Title: [Festival de la Nouvelle Chanson Catalane VI : Festival de la Nova Cançó Catalana. Interviews]
Duration: 12 min., 09 seg.
Sound collection: Radio Paris. Ramírez/del Campo
Summaries: Festival de la "nova cançó catalana" (París, febrero 1969): crónica periodística. Entrevistas a Xavier Ribalta, Francesc Pi de la Serra y Raimon
The catalogue of 'Radio París' has 6 recordings of the Catalan Nova Cançó Festival, celebrated in the Salle de la Mutuallité in Paris, on February 9th, 1969, with the interventions of Xavier Ribalta, Pi de la Serra and Raimon (See: Festival de la Nouvelle Chanson Catalane I, II, III, IV, and V).
As well as these recordings, the registers related with the Nova Cançó are multiple and assorted. There's nothing unusual about that, since most of his development took place in France, as an important cultural centre and common destination for those exiled or emigrant. But, which were its origins?
The Francoist repression was not just political. The national-catholicism affected many aspects of life, and the regional and local cultures and languages were practically outlawn. So, the Nova Cançó (also known like 'protest song', or 'author's song', controversial and reductionists terms) was born within the context of socioeconomic and generacional change that had been taking place in Spain from ends of the 50s. It was a heterogeneous phenomenon that claimed the cultural roots of the different villages, was used for social -not only political- denounce and was a way to express individual and private worries, opposite to the banality of the 'official' music of the dictatorship -represented by the 'Spanish Song'-. Among the origins, it is necessary to mention Raimon with Al vent, a song which marked a clear turning point.

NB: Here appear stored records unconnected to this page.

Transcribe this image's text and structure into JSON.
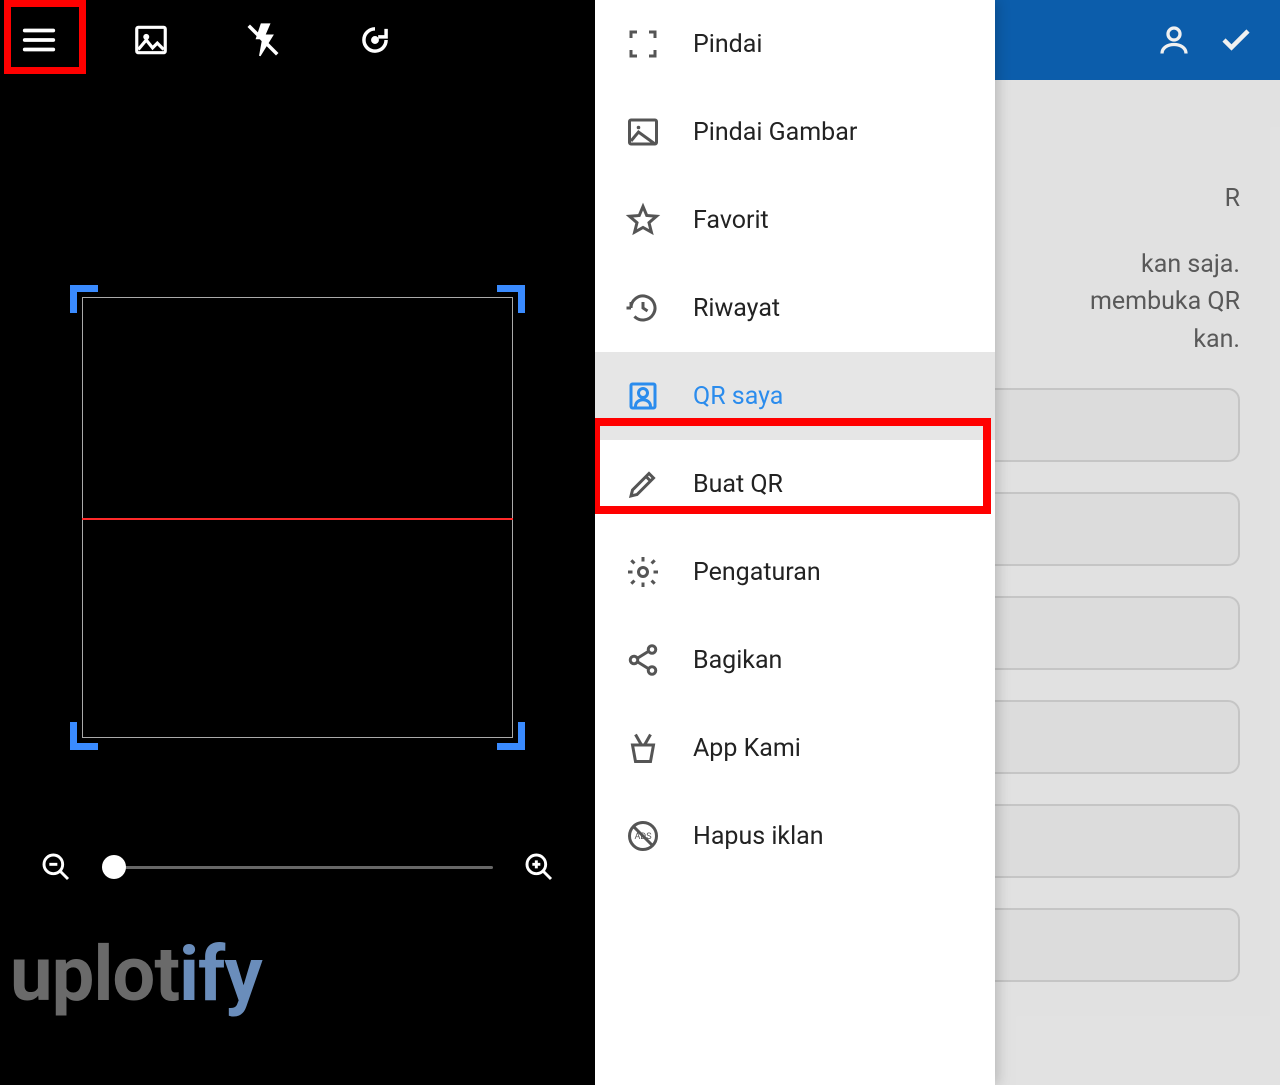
{
  "colors": {
    "accent": "#3a8bff",
    "highlight": "#ff0000",
    "header": "#0d63b6",
    "scan_line": "#ff2a2a"
  },
  "watermark": {
    "pre": "uplot",
    "accent": "ify"
  },
  "menu": {
    "items": [
      {
        "label": "Pindai",
        "icon": "scan-icon"
      },
      {
        "label": "Pindai Gambar",
        "icon": "image-icon"
      },
      {
        "label": "Favorit",
        "icon": "star-icon"
      },
      {
        "label": "Riwayat",
        "icon": "history-icon"
      },
      {
        "label": "QR saya",
        "icon": "profile-card-icon",
        "selected": true
      },
      {
        "label": "Buat QR",
        "icon": "pencil-icon",
        "highlighted": true
      },
      {
        "label": "Pengaturan",
        "icon": "gear-icon"
      },
      {
        "label": "Bagikan",
        "icon": "share-icon"
      },
      {
        "label": "App Kami",
        "icon": "app-icon"
      },
      {
        "label": "Hapus iklan",
        "icon": "no-ads-icon"
      }
    ]
  },
  "background_page": {
    "partial_title": "R",
    "line1": "kan saja.",
    "line2": "membuka QR",
    "line3": "kan."
  }
}
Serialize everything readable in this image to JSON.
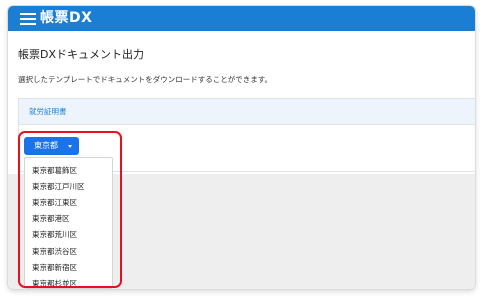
{
  "app": {
    "logo_text": "帳票DX"
  },
  "page": {
    "title": "帳票DXドキュメント出力",
    "description": "選択したテンプレートでドキュメントをダウンロードすることができます。"
  },
  "card": {
    "header_label": "就労証明書"
  },
  "dropdown": {
    "selected": "東京都",
    "options": [
      "東京都葛飾区",
      "東京都江戸川区",
      "東京都江東区",
      "東京都港区",
      "東京都荒川区",
      "東京都渋谷区",
      "東京都新宿区",
      "東京都杉並区"
    ]
  },
  "colors": {
    "header_bg": "#1a7fd4",
    "primary_button": "#1a73e8",
    "card_header_bg": "#eef4fb",
    "highlight_border": "#e8101e"
  },
  "icons": {
    "menu": "hamburger-icon",
    "dropdown": "caret-down-icon"
  }
}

Besides, on December 9th, 1961, it was celebrated in Barcelona an 'extraordinary session devoted to the Poetry of the Nova Cançó', which was a significant first step of a movement that would easily spread out from Catalonia to the whole Spanish territory, very often connected with the university life. Els Setze Jutges (The Sixteen Judges) was one of the pioneering groups, whose name -taken from a Catalan popular tong twister- already denoted a critical attitude towards the reality of its time. It had voices such as Francesc Pi de la Serra, Guillermina Motta, Joan Manuel Serrat and Lluis Llach, amongst others, and lyrics in Catalan language. Although it dissolved in 1969, its experience had a remarkable trascendence, as it shows the apparition -along the time and throughout the country- of other groups with similar characteristics. Ez Dok Amairu (There Is not Thirteen) in the Basque Country, Voices Ceibes (Free Voices) in Galicia, the Song of the Village of Castilla, The Sabandeños, or the Self-evident south Song, by only put some examples. And beside them, a big number of independent personalities, but of big influence, as Paco Ibáñez, Francisco Curto, Amancio Prada, Xabier Ribalta or José Antonio Labordeta.
Obviously, and although in Spain it took its own characteristics, the Nova Cançó was not an isolated phenomenon, as there were already clear precedents of this type of music in the U.S., France and South America during the 40s and 50s, with big development in the course of the 60s and 70s. Besides, the sources of inspiration in Spain were varied and numerous, both endogenous and exogenous and both historical and contemporary. There were also those who treated to recover the original Andalusian style and the flamenco, such as Carlos Cano and Enrique Morente. In that context, there were also theatrical initiatives such as the group “La Carraca”, founded in Paris in 1966 by Paco Ibáñez and other activists such as Joan Manuel Serrat, with the aim to recover classical works of the Spanish literature for the exiled and the Spanish emigrants in France. Which was the reaction of the Franco regime? Obviously, and despite the supposed 'opening process carried out during the 60s, it tried to limit its spreading. How? Firstly, censoring the contents of the first albums, determining if those albums were appropriate for the radio and forbidding -at the same time- most of the recitals (Raimon, Campus de Bellaterra, 1974). In any case, such musical phenomenon ended up becoming one of the main symbols of the Spanish antifranchism and the Transition.
University of Alicante. University Library. Fonoteca